• [Exercise instructions] Wherever a picture appears, leave it out; set down everything else in the records exactly.
BEGIN Data shown
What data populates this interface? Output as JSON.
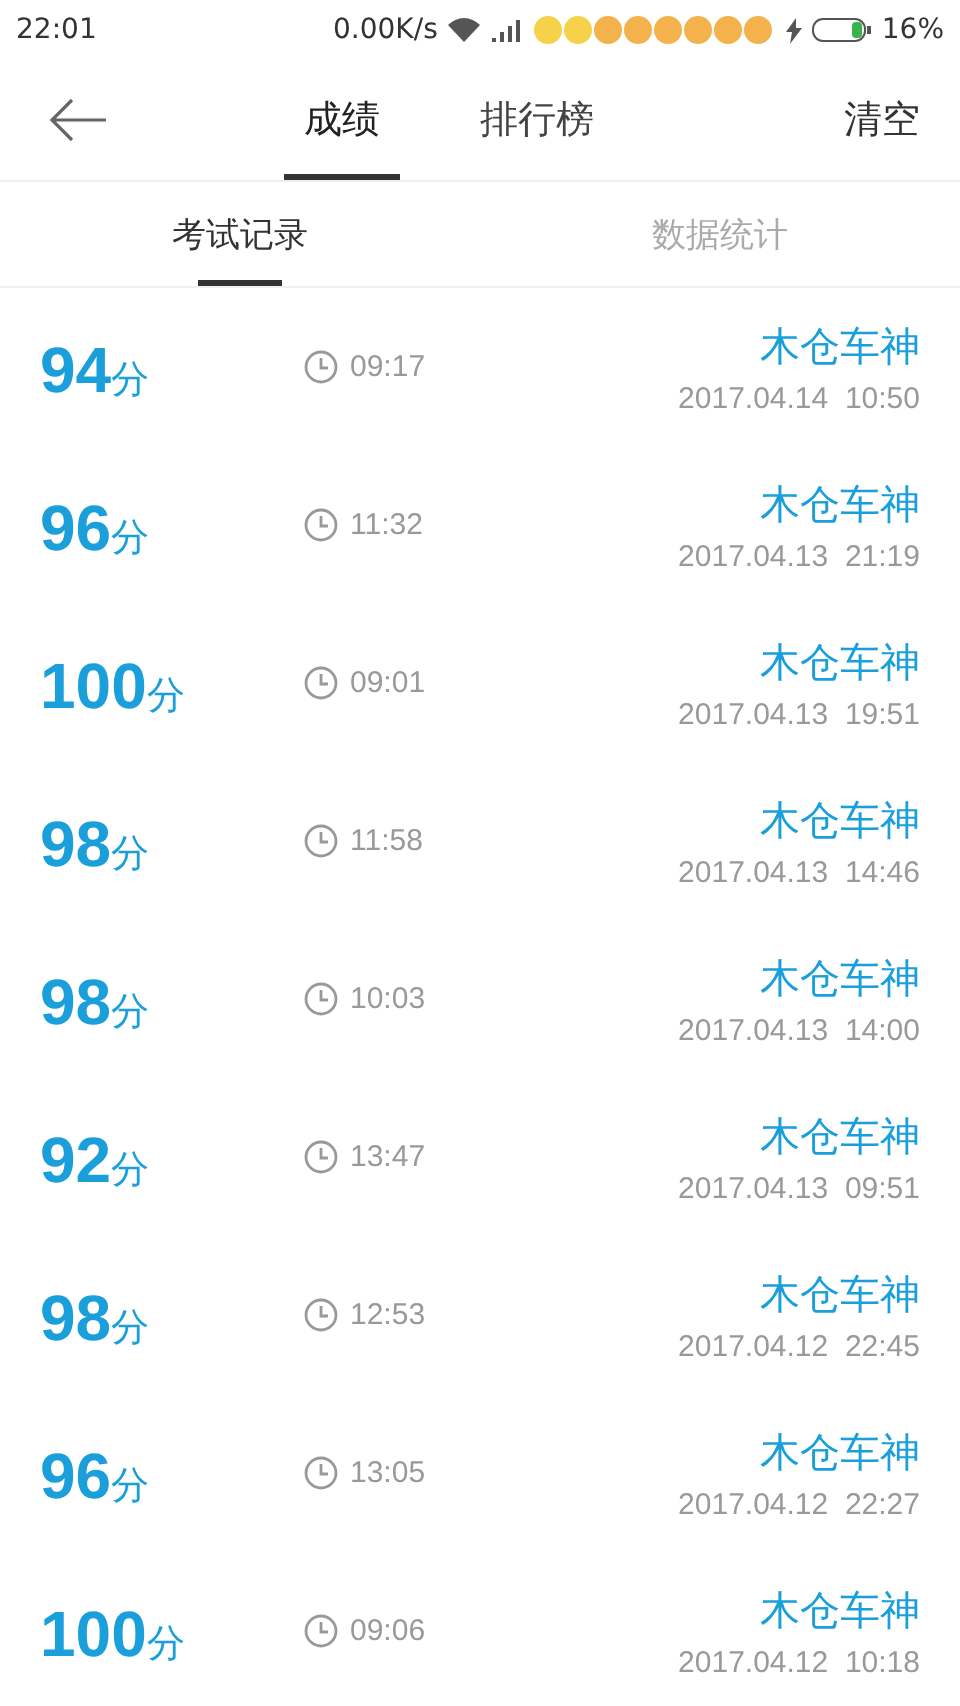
{
  "status_bar": {
    "time": "22:01",
    "speed": "0.00K/s",
    "battery": "16%"
  },
  "header": {
    "tabs": [
      {
        "label": "成绩",
        "selected": true
      },
      {
        "label": "排行榜",
        "selected": false
      }
    ],
    "action": "清空"
  },
  "sub_tabs": [
    {
      "label": "考试记录",
      "selected": true
    },
    {
      "label": "数据统计",
      "selected": false
    }
  ],
  "records": [
    {
      "score": "94",
      "unit": "分",
      "duration": "09:17",
      "name": "木仓车神",
      "date": "2017.04.14  10:50"
    },
    {
      "score": "96",
      "unit": "分",
      "duration": "11:32",
      "name": "木仓车神",
      "date": "2017.04.13  21:19"
    },
    {
      "score": "100",
      "unit": "分",
      "duration": "09:01",
      "name": "木仓车神",
      "date": "2017.04.13  19:51"
    },
    {
      "score": "98",
      "unit": "分",
      "duration": "11:58",
      "name": "木仓车神",
      "date": "2017.04.13  14:46"
    },
    {
      "score": "98",
      "unit": "分",
      "duration": "10:03",
      "name": "木仓车神",
      "date": "2017.04.13  14:00"
    },
    {
      "score": "92",
      "unit": "分",
      "duration": "13:47",
      "name": "木仓车神",
      "date": "2017.04.13  09:51"
    },
    {
      "score": "98",
      "unit": "分",
      "duration": "12:53",
      "name": "木仓车神",
      "date": "2017.04.12  22:45"
    },
    {
      "score": "96",
      "unit": "分",
      "duration": "13:05",
      "name": "木仓车神",
      "date": "2017.04.12  22:27"
    },
    {
      "score": "100",
      "unit": "分",
      "duration": "09:06",
      "name": "木仓车神",
      "date": "2017.04.12  10:18"
    }
  ]
}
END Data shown
• [Answer]
What data populates this interface? Output as JSON.
{
  "status_bar": {
    "time": "22:01",
    "speed": "0.00K/s",
    "battery": "16%"
  },
  "header": {
    "tabs": [
      {
        "label": "成绩",
        "selected": true
      },
      {
        "label": "排行榜",
        "selected": false
      }
    ],
    "action": "清空"
  },
  "sub_tabs": [
    {
      "label": "考试记录",
      "selected": true
    },
    {
      "label": "数据统计",
      "selected": false
    }
  ],
  "records": [
    {
      "score": "94",
      "unit": "分",
      "duration": "09:17",
      "name": "木仓车神",
      "date": "2017.04.14  10:50"
    },
    {
      "score": "96",
      "unit": "分",
      "duration": "11:32",
      "name": "木仓车神",
      "date": "2017.04.13  21:19"
    },
    {
      "score": "100",
      "unit": "分",
      "duration": "09:01",
      "name": "木仓车神",
      "date": "2017.04.13  19:51"
    },
    {
      "score": "98",
      "unit": "分",
      "duration": "11:58",
      "name": "木仓车神",
      "date": "2017.04.13  14:46"
    },
    {
      "score": "98",
      "unit": "分",
      "duration": "10:03",
      "name": "木仓车神",
      "date": "2017.04.13  14:00"
    },
    {
      "score": "92",
      "unit": "分",
      "duration": "13:47",
      "name": "木仓车神",
      "date": "2017.04.13  09:51"
    },
    {
      "score": "98",
      "unit": "分",
      "duration": "12:53",
      "name": "木仓车神",
      "date": "2017.04.12  22:45"
    },
    {
      "score": "96",
      "unit": "分",
      "duration": "13:05",
      "name": "木仓车神",
      "date": "2017.04.12  22:27"
    },
    {
      "score": "100",
      "unit": "分",
      "duration": "09:06",
      "name": "木仓车神",
      "date": "2017.04.12  10:18"
    }
  ]
}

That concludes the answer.